Tomorrow I say goodbye to my therapist, Amy.
We have been working together since August.
Amy has decided to concentrate on her own private practice near her home. I celebrate that decision, but boy will I miss her.
I decided to write about her tonight and read it to her tomorrow. (I hope to create an art piece to give her which I will post tomorrow if it works out.)
Amy says that therapy is a journey. But it’s not a straight forward ‘get it done’ journey.
Sometimes you are traveling along and you see a beautiful lake so you stop there for awhile.
Sometimes you turn around and cover the same three miles for awhile.
Sometimes you sit in a parking lot for a month.
The point is, you are on a journey toward health and every step on that journey is a good one. That step might be ugly or painful or just really hard, but it is a step.
Amy taught me the power of art.
I have drawn picture after picture in these last ten months and I cannot believe how much I have learned about myself through the pictures that I draw.
Amy taught me to breathe.
The first time we did a breathing exercise together, I yawned at least a hundred times. Yawns get a lot of oxygen into your system. I was really low on healthy air when I first started. Now I can slow down within just a few breaths.
Amy reminded me about how much I love to sit and be.
Through her encouragement, I created a space just for me in my home. It’s in the corner of my bedroom and has a comfy chair, an ottoman and a lamp. The second I sit there, I feel at peace.
Amy taught me about true self-care.
I always thought self-care was doing something special, out of the ordinary, that usually cost money.
True self-care is taking time to breathe, eating on a regular schedule, paying attention to what my body is telling me, going for a walk, getting a hug. Self care is asking for what you need, even from yourself.
I remember when I decided to start walking to reduce stress. I had downloaded that couch to 5k plan, which of course is very rigorous. Amy said, ‘Let’s start with a ten minute walk twice a week.’ I was pissed! She explained that I needed to learn to be gentle to myself, to walk because I enjoyed it. She didn’t want me to become a slave to what started out as fun self-care.
Amy helped bring out the girl in the bandana.
Finally, Amy says that life is like a stained glass window.
God takes all of our broken bits and puts it together into a beautiful work of art that will bless others. I have many broken bits, and only can hope Amy is right about this. 🙂
Your piece in my stained glass window will be bright green and shaped like a circle.
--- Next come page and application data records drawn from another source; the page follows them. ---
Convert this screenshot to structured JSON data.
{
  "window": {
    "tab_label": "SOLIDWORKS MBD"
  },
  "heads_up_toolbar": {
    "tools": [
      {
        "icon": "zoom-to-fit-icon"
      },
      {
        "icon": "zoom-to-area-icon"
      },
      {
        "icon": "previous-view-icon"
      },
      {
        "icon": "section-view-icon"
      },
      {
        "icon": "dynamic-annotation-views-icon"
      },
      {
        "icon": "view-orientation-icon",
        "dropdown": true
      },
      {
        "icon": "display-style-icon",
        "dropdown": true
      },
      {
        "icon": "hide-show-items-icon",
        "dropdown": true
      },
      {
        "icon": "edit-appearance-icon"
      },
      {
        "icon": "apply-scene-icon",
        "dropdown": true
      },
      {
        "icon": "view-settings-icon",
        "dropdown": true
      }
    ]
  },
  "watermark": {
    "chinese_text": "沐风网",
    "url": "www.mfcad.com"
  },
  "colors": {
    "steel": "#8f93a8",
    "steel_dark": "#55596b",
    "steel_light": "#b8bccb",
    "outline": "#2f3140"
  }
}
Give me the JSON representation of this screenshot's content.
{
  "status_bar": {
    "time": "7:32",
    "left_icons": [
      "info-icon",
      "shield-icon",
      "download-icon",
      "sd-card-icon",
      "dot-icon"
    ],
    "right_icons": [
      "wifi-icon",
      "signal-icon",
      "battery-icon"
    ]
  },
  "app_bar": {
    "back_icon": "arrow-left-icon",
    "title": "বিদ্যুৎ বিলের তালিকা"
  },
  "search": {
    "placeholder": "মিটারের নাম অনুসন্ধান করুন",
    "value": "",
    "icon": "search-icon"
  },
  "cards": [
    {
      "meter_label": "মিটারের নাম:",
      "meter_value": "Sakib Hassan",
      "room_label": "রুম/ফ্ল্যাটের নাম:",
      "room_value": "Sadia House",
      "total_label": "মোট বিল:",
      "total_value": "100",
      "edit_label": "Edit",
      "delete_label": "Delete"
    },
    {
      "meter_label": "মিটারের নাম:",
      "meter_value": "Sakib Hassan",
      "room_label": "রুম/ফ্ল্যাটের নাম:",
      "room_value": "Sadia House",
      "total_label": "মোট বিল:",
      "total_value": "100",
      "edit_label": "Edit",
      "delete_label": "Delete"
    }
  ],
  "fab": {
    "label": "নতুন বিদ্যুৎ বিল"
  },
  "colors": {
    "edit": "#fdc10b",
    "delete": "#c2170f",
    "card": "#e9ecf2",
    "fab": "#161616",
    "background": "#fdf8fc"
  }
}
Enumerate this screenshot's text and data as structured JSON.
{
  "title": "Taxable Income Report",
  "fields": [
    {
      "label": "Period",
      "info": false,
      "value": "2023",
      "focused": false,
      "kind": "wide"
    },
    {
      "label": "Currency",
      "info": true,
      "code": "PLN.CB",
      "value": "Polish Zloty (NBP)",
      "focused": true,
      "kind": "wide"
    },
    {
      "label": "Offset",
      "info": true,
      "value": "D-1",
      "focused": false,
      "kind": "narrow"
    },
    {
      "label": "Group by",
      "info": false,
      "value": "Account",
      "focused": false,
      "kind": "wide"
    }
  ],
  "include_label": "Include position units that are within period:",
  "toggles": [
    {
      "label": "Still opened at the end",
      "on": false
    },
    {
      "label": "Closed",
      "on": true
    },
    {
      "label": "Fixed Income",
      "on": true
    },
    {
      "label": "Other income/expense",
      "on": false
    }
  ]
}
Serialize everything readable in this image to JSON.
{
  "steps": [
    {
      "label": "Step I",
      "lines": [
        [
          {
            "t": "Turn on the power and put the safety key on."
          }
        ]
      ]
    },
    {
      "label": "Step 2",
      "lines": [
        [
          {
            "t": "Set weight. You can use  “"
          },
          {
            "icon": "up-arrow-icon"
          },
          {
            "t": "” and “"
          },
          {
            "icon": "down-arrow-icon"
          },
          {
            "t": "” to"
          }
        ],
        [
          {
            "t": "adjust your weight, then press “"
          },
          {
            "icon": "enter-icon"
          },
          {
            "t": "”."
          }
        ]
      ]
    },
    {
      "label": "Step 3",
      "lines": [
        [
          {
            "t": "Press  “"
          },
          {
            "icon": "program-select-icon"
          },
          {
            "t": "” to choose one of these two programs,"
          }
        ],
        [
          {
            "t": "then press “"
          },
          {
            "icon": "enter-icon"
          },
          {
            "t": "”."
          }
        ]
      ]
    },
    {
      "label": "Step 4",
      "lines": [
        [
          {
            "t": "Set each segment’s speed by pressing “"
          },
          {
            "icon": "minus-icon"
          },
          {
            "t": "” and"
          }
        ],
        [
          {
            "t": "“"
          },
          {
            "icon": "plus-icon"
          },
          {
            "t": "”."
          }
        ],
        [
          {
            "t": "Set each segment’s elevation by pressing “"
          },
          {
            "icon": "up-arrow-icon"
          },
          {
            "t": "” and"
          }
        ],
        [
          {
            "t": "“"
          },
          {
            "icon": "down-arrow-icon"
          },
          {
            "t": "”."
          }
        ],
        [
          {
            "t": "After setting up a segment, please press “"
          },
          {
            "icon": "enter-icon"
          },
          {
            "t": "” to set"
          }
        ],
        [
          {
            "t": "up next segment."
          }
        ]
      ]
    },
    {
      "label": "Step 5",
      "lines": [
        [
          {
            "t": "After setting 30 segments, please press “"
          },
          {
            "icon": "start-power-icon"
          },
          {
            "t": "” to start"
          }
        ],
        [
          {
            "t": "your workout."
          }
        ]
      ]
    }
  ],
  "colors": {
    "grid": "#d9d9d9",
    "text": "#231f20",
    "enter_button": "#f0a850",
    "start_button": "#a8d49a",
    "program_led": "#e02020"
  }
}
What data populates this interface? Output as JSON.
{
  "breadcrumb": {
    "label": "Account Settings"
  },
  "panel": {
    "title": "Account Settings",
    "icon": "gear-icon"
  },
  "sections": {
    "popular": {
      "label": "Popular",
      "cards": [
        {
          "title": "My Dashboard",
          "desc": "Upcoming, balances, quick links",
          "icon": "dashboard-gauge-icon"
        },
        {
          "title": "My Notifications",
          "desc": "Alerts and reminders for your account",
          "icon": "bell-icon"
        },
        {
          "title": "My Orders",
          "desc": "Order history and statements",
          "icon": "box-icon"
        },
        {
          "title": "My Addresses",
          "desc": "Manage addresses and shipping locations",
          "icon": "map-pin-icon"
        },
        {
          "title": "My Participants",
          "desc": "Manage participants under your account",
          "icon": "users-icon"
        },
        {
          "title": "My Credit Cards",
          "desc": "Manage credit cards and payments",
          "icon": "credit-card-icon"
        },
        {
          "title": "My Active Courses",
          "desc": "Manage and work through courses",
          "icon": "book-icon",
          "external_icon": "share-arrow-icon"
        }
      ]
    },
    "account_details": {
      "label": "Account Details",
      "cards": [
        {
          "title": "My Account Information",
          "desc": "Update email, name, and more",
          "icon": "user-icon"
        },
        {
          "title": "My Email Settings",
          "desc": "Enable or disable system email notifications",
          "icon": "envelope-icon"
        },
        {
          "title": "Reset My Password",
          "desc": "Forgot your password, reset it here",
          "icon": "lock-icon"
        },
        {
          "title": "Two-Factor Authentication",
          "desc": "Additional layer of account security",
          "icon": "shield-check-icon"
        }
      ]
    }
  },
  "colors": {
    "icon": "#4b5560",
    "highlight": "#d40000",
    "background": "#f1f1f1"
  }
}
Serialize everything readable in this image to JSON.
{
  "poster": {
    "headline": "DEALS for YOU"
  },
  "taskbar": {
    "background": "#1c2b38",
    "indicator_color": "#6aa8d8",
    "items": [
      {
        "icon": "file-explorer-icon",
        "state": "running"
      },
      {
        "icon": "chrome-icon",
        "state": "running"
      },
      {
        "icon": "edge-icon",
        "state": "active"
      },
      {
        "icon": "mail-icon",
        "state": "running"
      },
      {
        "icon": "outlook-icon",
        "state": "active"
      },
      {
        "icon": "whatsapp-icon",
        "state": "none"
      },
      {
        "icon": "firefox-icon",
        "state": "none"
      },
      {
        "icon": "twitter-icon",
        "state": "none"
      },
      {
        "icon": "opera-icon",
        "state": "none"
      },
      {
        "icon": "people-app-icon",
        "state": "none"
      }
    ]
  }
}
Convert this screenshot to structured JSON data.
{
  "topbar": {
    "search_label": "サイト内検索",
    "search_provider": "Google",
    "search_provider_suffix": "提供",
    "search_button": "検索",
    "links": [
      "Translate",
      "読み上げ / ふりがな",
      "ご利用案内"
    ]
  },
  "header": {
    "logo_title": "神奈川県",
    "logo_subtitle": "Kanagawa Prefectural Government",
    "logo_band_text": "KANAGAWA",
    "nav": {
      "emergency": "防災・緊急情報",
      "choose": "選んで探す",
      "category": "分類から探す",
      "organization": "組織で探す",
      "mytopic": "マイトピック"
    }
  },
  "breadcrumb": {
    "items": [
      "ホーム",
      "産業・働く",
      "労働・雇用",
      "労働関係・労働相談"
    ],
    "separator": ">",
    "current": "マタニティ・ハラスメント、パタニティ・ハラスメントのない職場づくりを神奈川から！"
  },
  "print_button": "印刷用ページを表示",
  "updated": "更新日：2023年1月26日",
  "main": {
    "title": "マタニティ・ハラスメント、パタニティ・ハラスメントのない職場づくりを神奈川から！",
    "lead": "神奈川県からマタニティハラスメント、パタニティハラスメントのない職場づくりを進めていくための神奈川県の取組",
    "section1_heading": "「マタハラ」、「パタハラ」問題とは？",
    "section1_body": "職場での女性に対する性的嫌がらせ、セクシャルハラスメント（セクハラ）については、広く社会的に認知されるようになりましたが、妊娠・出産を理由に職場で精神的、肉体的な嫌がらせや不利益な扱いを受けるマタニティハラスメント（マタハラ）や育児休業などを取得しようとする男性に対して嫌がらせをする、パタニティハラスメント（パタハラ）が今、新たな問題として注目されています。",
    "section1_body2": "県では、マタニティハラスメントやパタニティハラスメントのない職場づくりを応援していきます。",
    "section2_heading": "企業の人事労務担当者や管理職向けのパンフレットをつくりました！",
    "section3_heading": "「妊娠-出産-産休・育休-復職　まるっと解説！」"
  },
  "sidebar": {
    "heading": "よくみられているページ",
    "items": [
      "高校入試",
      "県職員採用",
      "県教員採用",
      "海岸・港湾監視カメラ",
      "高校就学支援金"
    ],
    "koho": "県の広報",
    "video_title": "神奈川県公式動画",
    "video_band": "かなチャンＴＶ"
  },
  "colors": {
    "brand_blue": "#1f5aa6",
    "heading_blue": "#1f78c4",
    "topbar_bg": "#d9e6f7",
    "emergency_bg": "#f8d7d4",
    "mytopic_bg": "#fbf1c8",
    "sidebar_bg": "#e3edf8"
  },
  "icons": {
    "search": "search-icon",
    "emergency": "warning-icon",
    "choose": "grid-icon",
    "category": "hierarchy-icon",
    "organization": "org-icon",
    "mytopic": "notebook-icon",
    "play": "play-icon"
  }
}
You showed me that God will shine brightly through my broken places, and others will be healed as they see what God has done in me. I am going to continue this journey we started together so that can come true.
I love you.
Thank you from the bottom of my healing heart.